VTNG Child & Youth Program Goals
Education ~ Resilience ~ Access ~ Opportunity ~ Readiness ~ Communication ~ Outreach
Child & Youth Programs Feature Story
The leaves no longer hang from the branches, they have fallen in the recent wind filled days. This tells me that the Northeast is in for six (6) months of winter, ugh. Don’t get me wrong I enjoy winter; the snow, ice & cold.. I will say, “the COLD could not be so cold, when at it’s coldest.”
This paragraph wreaks of “Confirmation Bias.” Understanding Confirmation Bias better allows us to
see the entire picture and to engage in Problem Solving, our next MRT Skill. University of Pennsylvania’s Penn Master Resilience Training materials define Confirmation Bias as: “the tendency to notice the evidence that fits our thoughts and beliefs and to miss the evidence that contradicts our thoughts and beliefs.” Our brains do this automatically and will support our current beliefs, making it harder for us to gain a new perspective and change our minds.
Confirmation Bias happens automatically, outside of our level of awareness.
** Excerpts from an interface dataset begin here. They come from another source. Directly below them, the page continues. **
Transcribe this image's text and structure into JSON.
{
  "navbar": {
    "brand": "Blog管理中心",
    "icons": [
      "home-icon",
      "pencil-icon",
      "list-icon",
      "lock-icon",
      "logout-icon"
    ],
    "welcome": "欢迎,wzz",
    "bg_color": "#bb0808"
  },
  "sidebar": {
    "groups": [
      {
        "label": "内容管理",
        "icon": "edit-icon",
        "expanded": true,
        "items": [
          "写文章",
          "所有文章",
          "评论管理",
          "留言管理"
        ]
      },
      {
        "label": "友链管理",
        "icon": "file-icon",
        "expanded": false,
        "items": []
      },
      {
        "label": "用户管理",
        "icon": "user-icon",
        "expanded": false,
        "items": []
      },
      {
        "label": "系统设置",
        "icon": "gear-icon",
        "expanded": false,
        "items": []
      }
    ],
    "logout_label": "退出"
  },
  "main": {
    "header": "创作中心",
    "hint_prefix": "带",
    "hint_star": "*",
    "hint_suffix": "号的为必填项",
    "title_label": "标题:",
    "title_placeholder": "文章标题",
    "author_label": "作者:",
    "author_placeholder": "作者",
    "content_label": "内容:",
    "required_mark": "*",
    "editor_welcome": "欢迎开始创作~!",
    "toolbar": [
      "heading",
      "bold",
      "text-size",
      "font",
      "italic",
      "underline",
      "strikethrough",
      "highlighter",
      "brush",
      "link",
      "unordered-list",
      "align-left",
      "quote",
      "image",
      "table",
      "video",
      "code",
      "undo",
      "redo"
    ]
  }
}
It tends to be stronger for core beliefs (Icebergs-remember last month’s article) like, “x group of people are lazy” or “I’m a great athlete,” than it is for Heat-of-the-Moment thoughts like “it’s hot outside today” or “I need a haircut.” This natural tendency operates on both positive and negative thoughts. Either way, it can under-mine resilience causing you to miss information thereby making it more difficult to see situations accurately. To combat Confirmation Bias we need to use one of the Resilience Core Competencies = “Mental Agility”. Penn Master Resilience Training says that Mental Agility is “being flexible and accurate in the way you think.” As well as, this thinking needs to be “Flexible, Accurate and Thorough (F.A.T.).” We can use this competency to fight Confirmation Bias by asking fair questions, and not leading questions. A leading question would sound like: “How many times did you get a bad grade?” A fair question would sound like: “How did you do on tests over the last year?”
Here are a few steps to take when asking:
1. Write down your thought or belief.
2. Ask questions to see both sides.
3. Ask others to help you see what you are missing.
The last one will assist you in evaluating the accuracy of a
thought, because the other person can help you gather
evidence that is being missed. It is imperative that you select someone who does not share the belief in question. Now go forth and combat your naturally occurring
Confirmation Bias using your amazing Mental Agility.
In the Spirit of Adventure,
Lead Child & Youth Program Coordinator - Contractor
O: 802-338-3369 | M: 802-310-6745 | firstname.lastname@example.org